"That's not the most complex behavior that you could imagine, but it was the beginning, and we've now gone from this moment in 2007 to where we can do very complex tasks…we've been able to use it to come to an understanding of aspects of anxiety, depression, drug abuse, social function and dysfunction, and fear memory" in mice, Deisseroth said.
Soon after that, Deisseroth and his colleagues realized they "were missing a key scientific piece, which is observing the natural patterns of activity in an animal during the course of its normal behavior," he said. To remedy this, they developed a way to insert a fluorescing gene into brain cells that would light up when the cells became active during certain behaviors. This technique helped them tease apart pathways in the brain that control similar but distinct behaviors — such as encountering a new and interesting mouse in a cage or examining a new and interesting toy.
In the past three years, the researchers have gone further in using the techniques to trace out some of the fragile connections between brain cells, and finding ways to zero in on the activity of a single cell at a time. But brain tissue is so dense, and the connections are so complex, that "to look at the detailed wiring, there's really only one option, and that's to cut [the brain] into millions of very thin slices, and then image each of those separately, and then try to reassemble them," Deisseroth explained.
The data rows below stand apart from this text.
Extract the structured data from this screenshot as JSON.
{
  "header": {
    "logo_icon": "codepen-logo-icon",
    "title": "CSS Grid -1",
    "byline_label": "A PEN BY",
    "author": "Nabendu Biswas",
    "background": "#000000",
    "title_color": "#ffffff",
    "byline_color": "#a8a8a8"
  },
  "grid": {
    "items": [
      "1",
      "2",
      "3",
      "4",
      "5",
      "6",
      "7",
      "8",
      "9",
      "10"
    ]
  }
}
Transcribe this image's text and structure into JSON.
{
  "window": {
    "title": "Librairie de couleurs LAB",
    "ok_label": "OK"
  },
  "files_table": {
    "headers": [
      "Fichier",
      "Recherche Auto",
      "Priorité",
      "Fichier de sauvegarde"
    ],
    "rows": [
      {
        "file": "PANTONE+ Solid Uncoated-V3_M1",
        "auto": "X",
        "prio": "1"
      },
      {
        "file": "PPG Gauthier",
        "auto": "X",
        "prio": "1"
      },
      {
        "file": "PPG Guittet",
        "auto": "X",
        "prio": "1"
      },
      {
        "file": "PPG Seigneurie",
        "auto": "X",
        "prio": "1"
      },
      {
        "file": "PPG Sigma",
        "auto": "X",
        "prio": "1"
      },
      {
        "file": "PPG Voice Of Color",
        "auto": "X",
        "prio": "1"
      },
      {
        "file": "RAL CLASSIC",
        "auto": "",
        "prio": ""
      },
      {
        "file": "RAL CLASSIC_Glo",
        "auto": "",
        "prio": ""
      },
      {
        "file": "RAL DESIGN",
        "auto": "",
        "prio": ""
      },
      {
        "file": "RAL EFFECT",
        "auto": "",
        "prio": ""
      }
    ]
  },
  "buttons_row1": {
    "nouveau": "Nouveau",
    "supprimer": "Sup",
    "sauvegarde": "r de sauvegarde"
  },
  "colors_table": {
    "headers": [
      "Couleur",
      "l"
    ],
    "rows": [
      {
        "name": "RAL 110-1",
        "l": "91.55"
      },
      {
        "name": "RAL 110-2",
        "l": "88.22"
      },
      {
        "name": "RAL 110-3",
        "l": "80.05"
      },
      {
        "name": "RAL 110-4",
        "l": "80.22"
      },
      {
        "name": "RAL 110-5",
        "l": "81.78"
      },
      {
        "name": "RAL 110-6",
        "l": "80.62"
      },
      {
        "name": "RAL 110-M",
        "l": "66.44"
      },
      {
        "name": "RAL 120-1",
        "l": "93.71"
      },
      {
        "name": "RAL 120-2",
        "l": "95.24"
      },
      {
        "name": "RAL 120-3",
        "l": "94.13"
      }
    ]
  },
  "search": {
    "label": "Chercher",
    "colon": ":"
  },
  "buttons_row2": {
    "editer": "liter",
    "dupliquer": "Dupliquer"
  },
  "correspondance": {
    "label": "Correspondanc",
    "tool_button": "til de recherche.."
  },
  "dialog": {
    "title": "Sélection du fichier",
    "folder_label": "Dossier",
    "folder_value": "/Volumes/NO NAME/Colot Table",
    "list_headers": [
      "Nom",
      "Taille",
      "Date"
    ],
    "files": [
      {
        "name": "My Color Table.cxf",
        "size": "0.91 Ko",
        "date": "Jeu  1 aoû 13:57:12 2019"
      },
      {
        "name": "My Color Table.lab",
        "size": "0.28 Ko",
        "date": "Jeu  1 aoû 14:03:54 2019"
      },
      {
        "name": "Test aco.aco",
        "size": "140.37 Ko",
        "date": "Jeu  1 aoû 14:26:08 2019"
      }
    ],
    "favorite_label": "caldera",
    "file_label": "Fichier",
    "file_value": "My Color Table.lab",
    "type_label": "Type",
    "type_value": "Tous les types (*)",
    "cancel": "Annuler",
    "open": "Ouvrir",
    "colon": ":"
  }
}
Making thin slices is a time-consuming and expensive technique, and Deisseroth and his colleagues wanted to find a better way to look at an intact brain. Their solution was to invent CLARITY, a technique that locks in place all the important molecules in tissue cells — from DNA to proteins — with a special gel while removing the fat molecules that make the brain opaque.
Last year, the researchers used CLARITY to visualize the neural network activated in the mouse brain when it fears pain or anticipates a dose of cocaine. The fluorescent protein that lights up the brain cells involved in these behaviors shows up in distinct patterns that can be seen clearly in the brains once they are removed from the mice and washed clear with CLARITY.
Other scientists around the world have quickly adopted CLARITY to get a 3D look at protein tangles in brain tissue from people with Alzheimer's disease, mouse models of multiple sclerosis, and the circuitry of pain in the spinal cord, Deisseroth said.
He is gratified to see these techniques being adopted in thousands of labs around the globe, and urged the AAAS attendees to remember that the science started very small, in the cells of algae and bacteria.
"If you have a chance to influence a policymaker, this is a good anecdote for underscoring the value of basic science research," he said, "with these ancient and small organisms having an unanticipated but important impact on our world."